### REQUIRED WORK
Line by line, copy the records below exactly.

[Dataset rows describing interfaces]
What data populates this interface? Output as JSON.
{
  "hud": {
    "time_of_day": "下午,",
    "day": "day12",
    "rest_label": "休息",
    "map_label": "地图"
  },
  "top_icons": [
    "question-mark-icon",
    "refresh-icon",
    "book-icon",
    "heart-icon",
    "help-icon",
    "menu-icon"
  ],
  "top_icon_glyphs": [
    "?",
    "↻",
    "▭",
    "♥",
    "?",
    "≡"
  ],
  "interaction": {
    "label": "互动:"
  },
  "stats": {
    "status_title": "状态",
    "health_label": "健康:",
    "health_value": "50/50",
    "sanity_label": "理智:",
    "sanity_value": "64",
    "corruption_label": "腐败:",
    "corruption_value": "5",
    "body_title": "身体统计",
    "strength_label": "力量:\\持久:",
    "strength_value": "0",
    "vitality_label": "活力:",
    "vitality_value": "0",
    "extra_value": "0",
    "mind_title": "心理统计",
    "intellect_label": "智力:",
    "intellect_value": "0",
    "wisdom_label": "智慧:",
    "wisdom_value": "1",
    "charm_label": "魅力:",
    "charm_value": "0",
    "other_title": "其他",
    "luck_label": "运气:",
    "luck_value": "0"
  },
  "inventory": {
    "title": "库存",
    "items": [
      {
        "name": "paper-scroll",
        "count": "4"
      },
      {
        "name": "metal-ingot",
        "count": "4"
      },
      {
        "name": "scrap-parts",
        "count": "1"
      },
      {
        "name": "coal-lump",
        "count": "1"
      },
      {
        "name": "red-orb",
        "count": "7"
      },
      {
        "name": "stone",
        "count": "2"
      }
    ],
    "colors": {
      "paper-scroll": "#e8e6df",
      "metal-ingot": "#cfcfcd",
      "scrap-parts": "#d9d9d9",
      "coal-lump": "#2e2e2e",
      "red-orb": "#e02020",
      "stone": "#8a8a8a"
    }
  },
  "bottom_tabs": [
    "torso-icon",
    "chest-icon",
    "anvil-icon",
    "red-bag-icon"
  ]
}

### RESULT FOR THIS EXERCISE
What data populates this interface? Output as JSON.
{
  "hud": {
    "time_of_day": "下午,",
    "day": "day12",
    "rest_label": "休息",
    "map_label": "地图"
  },
  "top_icons": [
    "question-mark-icon",
    "refresh-icon",
    "book-icon",
    "heart-icon",
    "help-icon",
    "menu-icon"
  ],
  "top_icon_glyphs": [
    "?",
    "↻",
    "▭",
    "♥",
    "?",
    "≡"
  ],
  "interaction": {
    "label": "互动:"
  },
  "stats": {
    "status_title": "状态",
    "health_label": "健康:",
    "health_value": "50/50",
    "sanity_label": "理智:",
    "sanity_value": "64",
    "corruption_label": "腐败:",
    "corruption_value": "5",
    "body_title": "身体统计",
    "strength_label": "力量:\\持久:",
    "strength_value": "0",
    "vitality_label": "活力:",
    "vitality_value": "0",
    "extra_value": "0",
    "mind_title": "心理统计",
    "intellect_label": "智力:",
    "intellect_value": "0",
    "wisdom_label": "智慧:",
    "wisdom_value": "1",
    "charm_label": "魅力:",
    "charm_value": "0",
    "other_title": "其他",
    "luck_label": "运气:",
    "luck_value": "0"
  },
  "inventory": {
    "title": "库存",
    "items": [
      {
        "name": "paper-scroll",
        "count": "4"
      },
      {
        "name": "metal-ingot",
        "count": "4"
      },
      {
        "name": "scrap-parts",
        "count": "1"
      },
      {
        "name": "coal-lump",
        "count": "1"
      },
      {
        "name": "red-orb",
        "count": "7"
      },
      {
        "name": "stone",
        "count": "2"
      }
    ],
    "colors": {
      "paper-scroll": "#e8e6df",
      "metal-ingot": "#cfcfcd",
      "scrap-parts": "#d9d9d9",
      "coal-lump": "#2e2e2e",
      "red-orb": "#e02020",
      "stone": "#8a8a8a"
    }
  },
  "bottom_tabs": [
    "torso-icon",
    "chest-icon",
    "anvil-icon",
    "red-bag-icon"
  ]
}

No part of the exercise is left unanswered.